Sometimes, an iOS application wants to access your contacts, for good but sometimes, perhaps, for bad reasons. Here is how to control which apps your iOS contacts can read. And revoke the permit if necessary.
Your contacts are encrypted both in transit and on Apple's managed servers. In other words, end-to-end encryption. Here is the Apple note that explains: “ICloud security overview.“However, it is important to consider the following from Apple:
In some cases, your iCloud data can be stored on third-party servers, such as Amazon Web Services or Google Cloud Platform, but these partners do not have the keys to decrypt your data stored on their servers.
End-to-end encryption requires that you have two-factor authentication enabled for your Apple ID. Keeping your software updated and using two-factor authentication is the most important thing you can do to maintain the security of your devices and data.
Inside the iphone
When you have logged in to your iPhone, you can see your contacts because, of course, the data is decrypted. But that is also true if it grants access to third-party applications. iOS will notify you if an application wants to access your contacts. You can, and probably should, deny access until you have determined a legitimate and urgent need.
Typical applications that request access are third-party contact managers and communication applications, such as Skype, which have an address book but do not want to duplicate what they have already created in their own contacts. In general, I suffer the inconvenience of denying access for security reasons. In addition, some games will request access, with apparent innocent intent, to help you connect better with your friends. This could also be dangerous. This is the why.

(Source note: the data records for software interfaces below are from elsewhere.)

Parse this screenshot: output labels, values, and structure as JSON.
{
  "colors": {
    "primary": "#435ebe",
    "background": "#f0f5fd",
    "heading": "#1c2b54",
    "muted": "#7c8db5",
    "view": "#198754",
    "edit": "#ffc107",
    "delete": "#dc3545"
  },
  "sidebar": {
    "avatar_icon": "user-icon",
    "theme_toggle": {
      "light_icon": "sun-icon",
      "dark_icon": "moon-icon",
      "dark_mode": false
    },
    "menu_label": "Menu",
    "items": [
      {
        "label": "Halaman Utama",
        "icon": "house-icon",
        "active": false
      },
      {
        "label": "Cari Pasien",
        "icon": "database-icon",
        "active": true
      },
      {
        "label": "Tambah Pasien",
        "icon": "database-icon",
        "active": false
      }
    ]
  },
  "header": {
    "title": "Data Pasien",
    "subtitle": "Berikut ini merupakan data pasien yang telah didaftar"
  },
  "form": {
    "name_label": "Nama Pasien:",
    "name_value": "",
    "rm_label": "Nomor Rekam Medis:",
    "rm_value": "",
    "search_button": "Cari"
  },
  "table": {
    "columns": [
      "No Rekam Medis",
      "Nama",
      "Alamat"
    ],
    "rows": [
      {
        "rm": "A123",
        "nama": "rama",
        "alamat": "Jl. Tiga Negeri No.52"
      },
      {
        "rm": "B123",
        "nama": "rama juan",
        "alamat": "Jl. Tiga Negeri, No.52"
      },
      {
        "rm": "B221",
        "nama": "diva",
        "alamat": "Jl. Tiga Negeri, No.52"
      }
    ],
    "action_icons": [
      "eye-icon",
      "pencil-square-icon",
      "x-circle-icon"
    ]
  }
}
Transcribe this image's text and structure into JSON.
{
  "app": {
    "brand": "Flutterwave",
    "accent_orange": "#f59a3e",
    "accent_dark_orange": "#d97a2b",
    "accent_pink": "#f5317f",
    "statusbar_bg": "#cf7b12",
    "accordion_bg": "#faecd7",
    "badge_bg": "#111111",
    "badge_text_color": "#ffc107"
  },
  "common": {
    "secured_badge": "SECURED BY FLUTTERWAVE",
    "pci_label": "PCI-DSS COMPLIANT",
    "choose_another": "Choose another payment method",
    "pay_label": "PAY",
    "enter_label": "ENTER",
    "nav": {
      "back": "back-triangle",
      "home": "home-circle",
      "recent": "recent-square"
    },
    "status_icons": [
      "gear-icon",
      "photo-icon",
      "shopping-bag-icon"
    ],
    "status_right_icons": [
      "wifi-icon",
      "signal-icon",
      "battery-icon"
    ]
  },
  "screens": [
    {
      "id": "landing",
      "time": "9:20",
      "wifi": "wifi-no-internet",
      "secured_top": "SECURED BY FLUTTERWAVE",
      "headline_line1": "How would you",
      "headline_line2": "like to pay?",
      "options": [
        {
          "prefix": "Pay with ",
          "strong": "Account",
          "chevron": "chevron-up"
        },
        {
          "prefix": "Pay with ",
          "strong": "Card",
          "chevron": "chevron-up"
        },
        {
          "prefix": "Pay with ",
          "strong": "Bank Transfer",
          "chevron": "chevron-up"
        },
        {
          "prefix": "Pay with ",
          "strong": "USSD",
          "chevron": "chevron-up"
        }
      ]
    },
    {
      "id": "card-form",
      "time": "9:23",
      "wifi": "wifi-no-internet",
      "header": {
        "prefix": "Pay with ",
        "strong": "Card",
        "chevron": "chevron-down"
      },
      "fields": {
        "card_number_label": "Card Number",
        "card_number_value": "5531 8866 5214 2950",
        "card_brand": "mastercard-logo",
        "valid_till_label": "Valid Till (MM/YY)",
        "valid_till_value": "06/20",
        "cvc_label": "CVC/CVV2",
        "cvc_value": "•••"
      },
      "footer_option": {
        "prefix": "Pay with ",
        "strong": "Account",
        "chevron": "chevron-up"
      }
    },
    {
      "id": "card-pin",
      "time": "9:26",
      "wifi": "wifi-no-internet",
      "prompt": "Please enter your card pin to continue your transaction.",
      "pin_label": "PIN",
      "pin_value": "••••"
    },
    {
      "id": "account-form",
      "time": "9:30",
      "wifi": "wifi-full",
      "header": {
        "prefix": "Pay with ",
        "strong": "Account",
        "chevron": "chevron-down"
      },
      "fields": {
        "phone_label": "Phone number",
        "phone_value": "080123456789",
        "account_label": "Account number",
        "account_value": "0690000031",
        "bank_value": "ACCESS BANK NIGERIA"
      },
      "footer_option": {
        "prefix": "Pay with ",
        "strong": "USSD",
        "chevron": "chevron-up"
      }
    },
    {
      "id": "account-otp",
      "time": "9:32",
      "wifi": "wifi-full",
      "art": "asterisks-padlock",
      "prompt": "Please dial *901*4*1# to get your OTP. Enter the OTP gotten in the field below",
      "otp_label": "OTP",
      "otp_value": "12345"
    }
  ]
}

When an application accesses your contacts, keep in mind that not only are you looking at the phone numbers and addresses of your friends and family, but also, for example, the names of your doctors and any personal health information you may have placed in the Notes field. Or financial data such as credit card or account numbers. O :: panting :: passwords. Watch: “People, do not store private data in your address book."
As far as I know, Apple does not have barriers or filters that block outgoing and loaded Contacts data from any application. Then, if an application can access your Contacts, you could load the entire unencrypted data file, in an instant, to your main server / developer. There is no iOS blocking, notification or alert. [There should be.]
To control access to contacts:
- Tap the iOS settings.
- Scroll down and tap Privacy.
- Tap Contacts.
There you will see a list of all the applications that have previously requested access to your contacts and the current permission status. If you see one that needs your access revoked, you can drag the slider to the off position. Denying access to third-party applications will not prevent your data from being synchronized through iCloud.
Keep in mind that if the application had previously behaved badly, there may already be a commitment.
The next time an application requests access to your contacts, my advice is to reject it immediately. Then, later, decide if you trust the application. These days, trust is hard to win.
[Note: The above security discussion also applies to your iOS Calendar, etc.]